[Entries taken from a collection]

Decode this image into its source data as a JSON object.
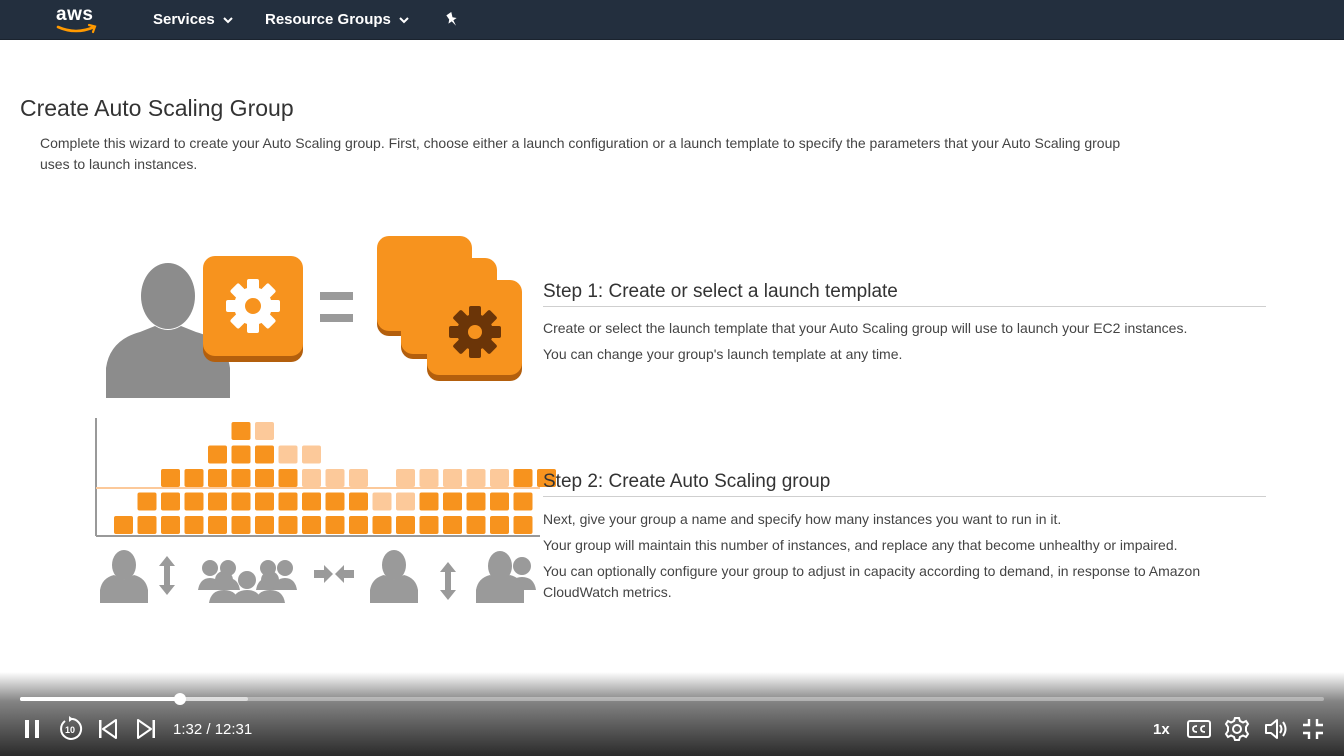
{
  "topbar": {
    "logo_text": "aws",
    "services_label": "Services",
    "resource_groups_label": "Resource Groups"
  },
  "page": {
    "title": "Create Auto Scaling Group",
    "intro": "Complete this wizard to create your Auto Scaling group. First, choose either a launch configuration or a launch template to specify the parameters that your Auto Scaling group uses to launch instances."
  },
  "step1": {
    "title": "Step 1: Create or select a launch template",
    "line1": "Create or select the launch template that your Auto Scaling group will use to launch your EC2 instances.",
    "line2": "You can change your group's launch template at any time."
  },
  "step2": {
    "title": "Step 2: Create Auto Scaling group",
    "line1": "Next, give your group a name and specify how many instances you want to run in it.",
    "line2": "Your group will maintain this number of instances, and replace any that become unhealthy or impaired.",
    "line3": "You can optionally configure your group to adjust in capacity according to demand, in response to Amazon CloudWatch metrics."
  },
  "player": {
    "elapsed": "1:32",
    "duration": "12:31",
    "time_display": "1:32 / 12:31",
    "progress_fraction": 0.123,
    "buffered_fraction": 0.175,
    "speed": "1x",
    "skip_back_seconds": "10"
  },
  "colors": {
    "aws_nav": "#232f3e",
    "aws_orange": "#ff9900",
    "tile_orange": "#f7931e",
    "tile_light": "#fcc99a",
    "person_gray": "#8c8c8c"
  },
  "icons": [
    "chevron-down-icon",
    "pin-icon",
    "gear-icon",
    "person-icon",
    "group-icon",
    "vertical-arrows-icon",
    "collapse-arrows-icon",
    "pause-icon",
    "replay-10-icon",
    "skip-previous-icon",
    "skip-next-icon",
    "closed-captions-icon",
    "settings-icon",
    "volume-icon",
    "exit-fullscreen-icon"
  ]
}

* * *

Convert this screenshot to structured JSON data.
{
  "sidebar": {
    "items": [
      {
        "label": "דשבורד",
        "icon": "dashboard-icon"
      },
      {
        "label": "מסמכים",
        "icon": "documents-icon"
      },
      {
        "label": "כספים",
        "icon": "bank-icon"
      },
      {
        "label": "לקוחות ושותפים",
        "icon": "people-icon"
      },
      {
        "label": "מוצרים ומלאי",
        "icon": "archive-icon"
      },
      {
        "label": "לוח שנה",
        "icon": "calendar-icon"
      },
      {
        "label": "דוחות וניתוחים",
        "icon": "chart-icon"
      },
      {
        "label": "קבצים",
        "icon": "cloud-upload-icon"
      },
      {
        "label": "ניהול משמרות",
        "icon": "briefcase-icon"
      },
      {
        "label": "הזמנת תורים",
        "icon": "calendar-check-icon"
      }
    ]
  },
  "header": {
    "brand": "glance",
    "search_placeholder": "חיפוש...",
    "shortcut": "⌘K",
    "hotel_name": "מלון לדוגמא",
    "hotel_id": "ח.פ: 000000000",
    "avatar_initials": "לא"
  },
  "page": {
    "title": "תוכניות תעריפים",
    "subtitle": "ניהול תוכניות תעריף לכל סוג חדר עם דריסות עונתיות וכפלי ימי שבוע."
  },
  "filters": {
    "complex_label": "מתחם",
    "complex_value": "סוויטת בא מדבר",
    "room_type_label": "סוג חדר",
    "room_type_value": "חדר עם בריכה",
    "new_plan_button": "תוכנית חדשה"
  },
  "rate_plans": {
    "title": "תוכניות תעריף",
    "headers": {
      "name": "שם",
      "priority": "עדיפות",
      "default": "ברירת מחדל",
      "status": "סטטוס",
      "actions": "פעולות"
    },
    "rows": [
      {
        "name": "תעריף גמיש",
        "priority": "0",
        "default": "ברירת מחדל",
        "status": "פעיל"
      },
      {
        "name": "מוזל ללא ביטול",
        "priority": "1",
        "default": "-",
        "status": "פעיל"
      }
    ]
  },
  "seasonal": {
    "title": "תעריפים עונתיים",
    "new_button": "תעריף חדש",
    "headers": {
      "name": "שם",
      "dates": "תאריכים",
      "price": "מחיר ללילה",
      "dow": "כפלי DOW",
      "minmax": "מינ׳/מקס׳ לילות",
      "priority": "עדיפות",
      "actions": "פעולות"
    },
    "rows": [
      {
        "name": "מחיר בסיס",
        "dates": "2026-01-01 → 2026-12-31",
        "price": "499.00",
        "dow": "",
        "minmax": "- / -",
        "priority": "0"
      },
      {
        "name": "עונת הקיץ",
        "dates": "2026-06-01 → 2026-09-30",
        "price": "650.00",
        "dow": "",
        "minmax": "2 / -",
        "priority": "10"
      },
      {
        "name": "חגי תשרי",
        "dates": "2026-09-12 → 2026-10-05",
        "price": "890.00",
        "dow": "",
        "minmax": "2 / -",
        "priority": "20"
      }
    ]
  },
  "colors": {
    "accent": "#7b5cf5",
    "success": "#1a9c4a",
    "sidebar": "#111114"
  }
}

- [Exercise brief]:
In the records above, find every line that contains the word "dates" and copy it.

- [Answer space]:
      "dates": "תאריכים",
        "dates": "2026-01-01 → 2026-12-31",
        "dates": "2026-06-01 → 2026-09-30",
        "dates": "2026-09-12 → 2026-10-05",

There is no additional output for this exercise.